Well-child visits are the cornerstone of health and wellness. They provide a time to determine whether a child is at risk for a health problem, then take steps to prevent it from happening. Dr. Meenu Jindal at the Comprehensive Pediatric Care clinic values the time spent with children and their parents during a well-child visit. If it’s time for your child’s annual well-child visit, please contact the office or book an appointment online at one of their offices in Dallas, Sunnyvale, and Mesquite, Texas.
Well-child visits focus on preventive health care, including the usual workup (height, weight, and physical examination). But Dr. Jindal also evaluates your child’s growth and development; determines whether your child has nutritional shortfalls; and addresses potential social, emotional, and behavioral challenges.
Well-child visits include immunizations and hearing and vision tests when needed. Dr. Jindal also screens for developmental disorders like autism and ADHD. She may order blood tests for cholesterol, glucose, or other health markers, depending on whether the results of the examination raise health concerns.
The well-child visit also provides time for parents to ask questions. Whether you’re not sure about a safety issue or you’re worried that potty training isn’t proceeding as it should, this is the time to get advice from Dr. Jindal.
Children receive more frequent well-child visits early in life. Newborns see the doctor during their first week, then get six more examinations to check their growth and health over their first year of life.
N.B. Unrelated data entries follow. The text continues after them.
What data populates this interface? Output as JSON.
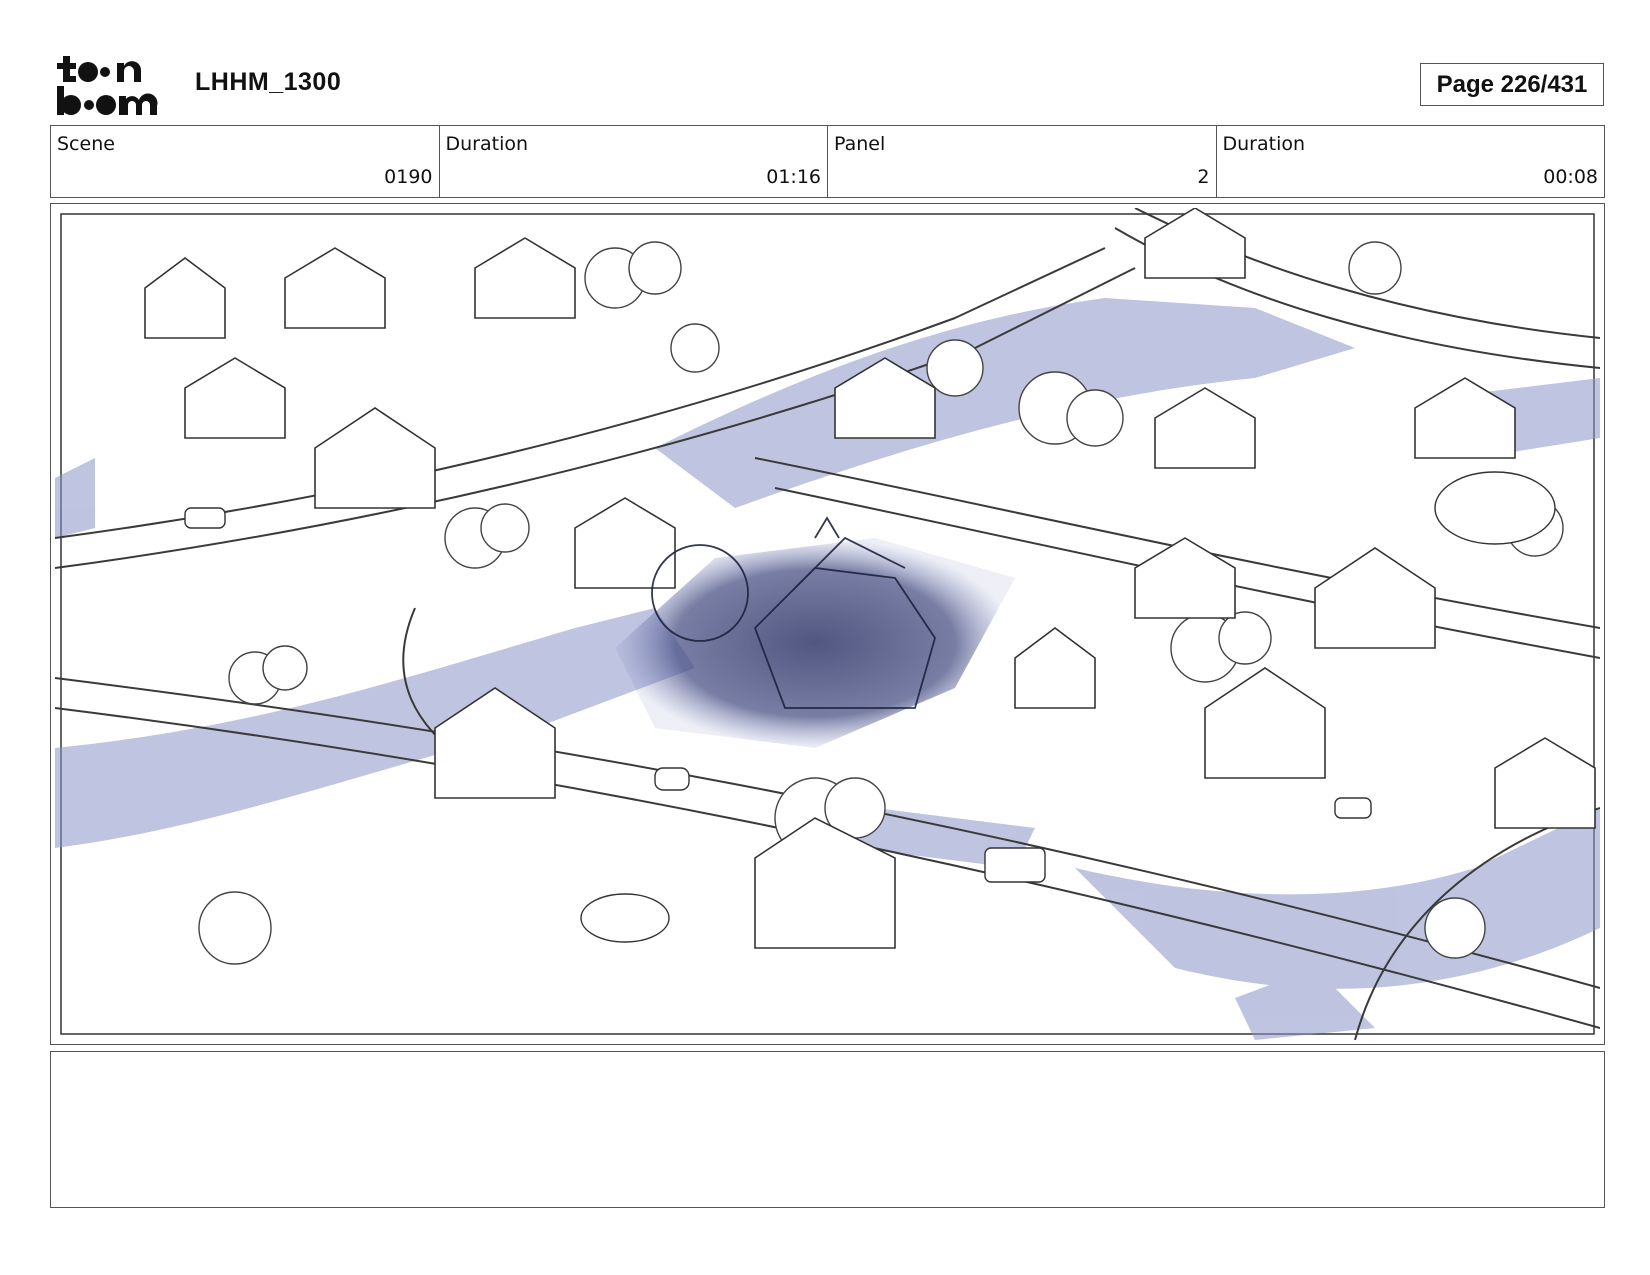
{
  "header": {
    "logo_text": "toonboom",
    "project_title": "LHHM_1300",
    "page_label": "Page 226/431"
  },
  "info": {
    "scene_label": "Scene",
    "scene_value": "0190",
    "scene_duration_label": "Duration",
    "scene_duration_value": "01:16",
    "panel_label": "Panel",
    "panel_value": "2",
    "panel_duration_label": "Duration",
    "panel_duration_value": "00:08"
  },
  "notes": {
    "text": ""
  },
  "colors": {
    "border": "#555555",
    "shadow_tint": "#8a93c7",
    "shadow_dark": "#3d4472",
    "sketch_line": "#3a3a3a"
  }
}
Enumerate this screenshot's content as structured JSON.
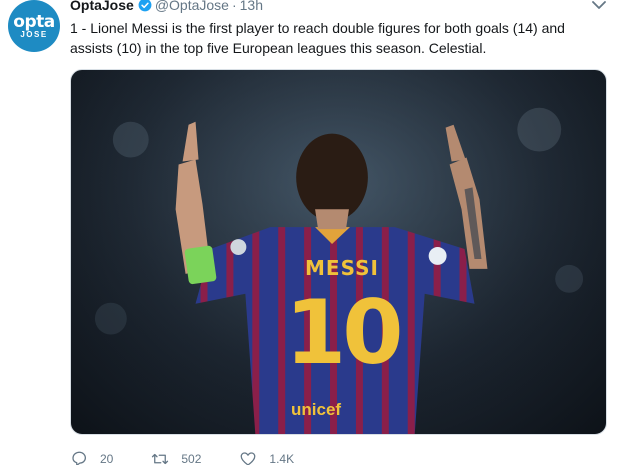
{
  "tweet": {
    "avatar_brand": "opta",
    "avatar_sub": "JOSE",
    "display_name": "OptaJose",
    "handle": "@OptaJose",
    "dot": "·",
    "time": "13h",
    "text": "1 - Lionel Messi is the first player to reach double figures for both goals (14) and assists (10) in the top five European leagues this season. Celestial."
  },
  "media": {
    "shirt_name": "MESSI",
    "shirt_number": "10",
    "sponsor": "unicef"
  },
  "actions": {
    "replies": "20",
    "retweets": "502",
    "likes": "1.4K"
  },
  "colors": {
    "accent": "#1da1f2",
    "avatar_bg": "#1e8bc3",
    "muted_text": "#657786"
  }
}
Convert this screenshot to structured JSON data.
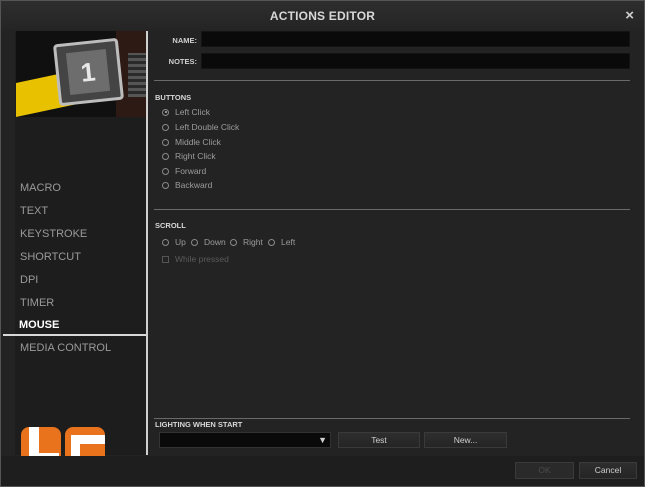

Well-child visits are scheduled at 15 months, 18 months, 24 months, and 30 months. Beginning at age three, children should come in for a well-child visit every year until they reach the age of 21.
The well-child visit is the perfect time to work together with Dr. Jindal to help your child overcome fears about seeing the doctor. She understands that some kids are shy or anxious, while others have sensory issues or developmental disorders that make it hard to tolerate crowded and noisy waiting rooms or the touch of instruments during an examination.
Contact the doctor before your appointment to talk about your child’s challenges. Suggest ideas for making the well-child visit more comfortable and less stressful. Let the doctor know specific steps that calm your child; for example, some children find it easier to relax when each step of the exam is explained before it happens.
You’re also welcome to schedule a tour of the office. When children have the opportunity to see the waiting room and exam room, and to meet the doctor and staff, they often feel less anxious about their next well-child visit.